Differences and Similarities Among and Between the Uygur Minority Nationality Denizens of Beijing and Xinjiang, China.

TitleDifferences and Similarities Among and Between the Uygur Minority Nationality Denizens of Beijing and Xinjiang, China.
Publication TypeThesis
Year of Publication1999
AuthorsFarrahi, Shireen M.
Academic DepartmentAnthropology
Thesis AdvisorYoung, John A.
DegreeBachelor of Arts in International Studies in Anthropology
Number of Pages44
Date Published02/1999
UniversityOregon State University
Thesis TypeUndergraduate
KeywordsChina, compare, diet, traditional culture

The goals of this project were to document and investigate the fundamental differences and
similarities between two groups of the Uygur minority nationality, residing in their native land of
Xinjiang and in Beijing, China. Primary research methods used were participant observation,
informal interviews, photography, and consultation of literary sources. Main differences found
between Xinjiang and Beijing groups were varying skill levels of Mandarin and Uygur language
and the tendency of Beijing Uygurs to embrace Han and Western culture. The Beijing
government strongly regulates the celebration of Uygur festivals, thereby squelching native
enthusiasm. Main similarities found were the preference and consumption of a diet based on
mutton, access to restaurants that catered towards Muslim dietary restrictions, and the availability
of goods for conspicuous consumption. Both groups share feelings of camaraderie, steady
interaction, and the strong effort to maintain traditional Uygur culture and Islamic influence.
Through my research, I learned about the importance of identifying potential barriers to research
and working around them, whether they be cultural or political. I also discovered that it is
equally important to find and assess one's own personal boundaries as an outsider doing research
in a politically-sensitive area before setting out to conduct the study. I conclude that the

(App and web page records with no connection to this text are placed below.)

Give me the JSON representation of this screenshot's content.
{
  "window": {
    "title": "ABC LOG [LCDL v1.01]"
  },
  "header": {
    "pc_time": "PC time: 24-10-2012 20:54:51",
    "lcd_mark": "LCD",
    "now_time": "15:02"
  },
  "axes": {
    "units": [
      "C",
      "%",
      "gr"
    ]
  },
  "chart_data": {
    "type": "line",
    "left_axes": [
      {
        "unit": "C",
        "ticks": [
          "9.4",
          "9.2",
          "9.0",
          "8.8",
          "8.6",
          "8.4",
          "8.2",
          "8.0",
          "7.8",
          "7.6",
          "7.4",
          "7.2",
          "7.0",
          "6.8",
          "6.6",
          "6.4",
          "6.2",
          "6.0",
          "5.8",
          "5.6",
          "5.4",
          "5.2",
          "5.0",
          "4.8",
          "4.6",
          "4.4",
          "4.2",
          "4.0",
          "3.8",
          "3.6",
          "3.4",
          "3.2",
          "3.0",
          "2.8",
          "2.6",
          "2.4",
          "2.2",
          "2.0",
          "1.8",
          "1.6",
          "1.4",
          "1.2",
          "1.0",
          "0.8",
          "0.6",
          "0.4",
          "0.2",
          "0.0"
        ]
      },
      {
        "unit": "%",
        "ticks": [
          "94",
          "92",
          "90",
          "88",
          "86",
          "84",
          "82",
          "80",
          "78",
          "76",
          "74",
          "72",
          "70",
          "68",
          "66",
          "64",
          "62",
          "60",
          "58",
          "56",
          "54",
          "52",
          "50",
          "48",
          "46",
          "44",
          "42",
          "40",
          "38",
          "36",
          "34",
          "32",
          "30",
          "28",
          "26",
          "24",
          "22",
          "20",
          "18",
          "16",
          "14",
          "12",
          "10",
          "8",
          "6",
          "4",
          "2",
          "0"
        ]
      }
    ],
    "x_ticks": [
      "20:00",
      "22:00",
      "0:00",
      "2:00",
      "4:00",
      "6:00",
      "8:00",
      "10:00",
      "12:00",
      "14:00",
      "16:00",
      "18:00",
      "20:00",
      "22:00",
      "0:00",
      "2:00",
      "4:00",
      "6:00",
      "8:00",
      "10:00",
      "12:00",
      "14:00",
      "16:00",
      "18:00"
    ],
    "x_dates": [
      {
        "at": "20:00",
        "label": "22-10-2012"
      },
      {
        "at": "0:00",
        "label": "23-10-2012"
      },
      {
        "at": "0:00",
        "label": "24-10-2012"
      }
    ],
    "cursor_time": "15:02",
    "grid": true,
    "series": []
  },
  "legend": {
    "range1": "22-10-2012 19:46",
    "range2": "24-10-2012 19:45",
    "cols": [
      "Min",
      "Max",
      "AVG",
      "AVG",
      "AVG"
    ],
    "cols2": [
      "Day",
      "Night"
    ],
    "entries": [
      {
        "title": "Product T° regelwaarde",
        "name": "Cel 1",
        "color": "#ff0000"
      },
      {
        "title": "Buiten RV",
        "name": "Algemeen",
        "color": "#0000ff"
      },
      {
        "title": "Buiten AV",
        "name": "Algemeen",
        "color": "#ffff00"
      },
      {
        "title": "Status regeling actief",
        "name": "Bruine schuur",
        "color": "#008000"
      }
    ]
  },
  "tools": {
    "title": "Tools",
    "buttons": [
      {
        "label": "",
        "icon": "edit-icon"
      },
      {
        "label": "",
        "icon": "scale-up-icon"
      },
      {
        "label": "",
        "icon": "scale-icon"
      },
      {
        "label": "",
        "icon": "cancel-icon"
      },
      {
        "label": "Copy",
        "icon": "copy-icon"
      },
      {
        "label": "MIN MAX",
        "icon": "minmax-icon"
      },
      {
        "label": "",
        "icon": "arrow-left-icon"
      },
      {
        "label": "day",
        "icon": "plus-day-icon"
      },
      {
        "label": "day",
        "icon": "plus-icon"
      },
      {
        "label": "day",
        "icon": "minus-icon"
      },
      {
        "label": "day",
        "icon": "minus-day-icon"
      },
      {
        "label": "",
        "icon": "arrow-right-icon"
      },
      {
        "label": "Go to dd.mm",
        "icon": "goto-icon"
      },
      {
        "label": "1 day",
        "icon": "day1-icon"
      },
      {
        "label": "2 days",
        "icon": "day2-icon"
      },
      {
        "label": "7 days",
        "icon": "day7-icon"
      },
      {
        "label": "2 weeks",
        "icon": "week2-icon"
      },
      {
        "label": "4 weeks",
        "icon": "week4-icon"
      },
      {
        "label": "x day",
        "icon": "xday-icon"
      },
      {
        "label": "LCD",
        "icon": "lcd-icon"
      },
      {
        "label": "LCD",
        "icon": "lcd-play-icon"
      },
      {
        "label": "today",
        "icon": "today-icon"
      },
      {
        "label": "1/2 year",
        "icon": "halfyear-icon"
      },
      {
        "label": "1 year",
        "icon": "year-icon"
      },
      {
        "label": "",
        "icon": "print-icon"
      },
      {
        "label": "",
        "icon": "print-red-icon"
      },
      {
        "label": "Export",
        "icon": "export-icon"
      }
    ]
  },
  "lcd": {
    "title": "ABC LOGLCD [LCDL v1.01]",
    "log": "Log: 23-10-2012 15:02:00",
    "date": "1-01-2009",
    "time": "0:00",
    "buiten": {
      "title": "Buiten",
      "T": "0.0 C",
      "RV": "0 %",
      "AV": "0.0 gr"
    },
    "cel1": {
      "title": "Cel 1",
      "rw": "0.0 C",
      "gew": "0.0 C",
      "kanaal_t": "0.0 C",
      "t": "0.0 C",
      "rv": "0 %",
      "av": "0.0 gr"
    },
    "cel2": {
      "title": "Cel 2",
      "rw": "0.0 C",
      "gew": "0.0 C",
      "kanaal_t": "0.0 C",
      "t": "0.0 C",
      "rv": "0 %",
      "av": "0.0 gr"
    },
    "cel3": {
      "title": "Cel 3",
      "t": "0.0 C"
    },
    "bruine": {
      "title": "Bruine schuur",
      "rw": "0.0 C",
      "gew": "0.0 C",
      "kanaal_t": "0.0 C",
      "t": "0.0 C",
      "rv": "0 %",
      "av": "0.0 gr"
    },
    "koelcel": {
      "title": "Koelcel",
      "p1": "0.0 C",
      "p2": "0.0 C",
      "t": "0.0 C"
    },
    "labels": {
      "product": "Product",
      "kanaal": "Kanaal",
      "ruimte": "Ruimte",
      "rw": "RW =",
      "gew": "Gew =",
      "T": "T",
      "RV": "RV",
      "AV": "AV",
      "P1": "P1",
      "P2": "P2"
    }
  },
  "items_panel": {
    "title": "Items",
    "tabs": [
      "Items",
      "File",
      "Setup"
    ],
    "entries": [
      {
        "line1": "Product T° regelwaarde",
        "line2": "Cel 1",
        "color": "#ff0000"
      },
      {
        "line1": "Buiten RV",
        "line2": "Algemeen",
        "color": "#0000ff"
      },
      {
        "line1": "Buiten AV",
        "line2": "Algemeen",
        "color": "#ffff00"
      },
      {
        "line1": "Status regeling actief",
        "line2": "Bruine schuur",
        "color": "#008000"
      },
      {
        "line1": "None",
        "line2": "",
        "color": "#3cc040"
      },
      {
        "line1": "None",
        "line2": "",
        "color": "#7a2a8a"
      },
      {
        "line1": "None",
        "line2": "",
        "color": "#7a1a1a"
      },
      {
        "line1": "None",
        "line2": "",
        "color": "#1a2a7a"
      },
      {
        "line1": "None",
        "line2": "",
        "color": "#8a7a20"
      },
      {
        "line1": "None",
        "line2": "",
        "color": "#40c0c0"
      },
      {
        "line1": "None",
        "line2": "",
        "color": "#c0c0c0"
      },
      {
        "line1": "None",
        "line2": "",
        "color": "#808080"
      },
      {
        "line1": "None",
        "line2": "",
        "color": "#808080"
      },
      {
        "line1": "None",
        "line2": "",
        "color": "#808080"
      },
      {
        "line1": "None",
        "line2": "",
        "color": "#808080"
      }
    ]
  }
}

Uygur minority nationality of China will need to actively preserve its native traditions in light of
the national government's policies of minority assimilation into the greater Han culture.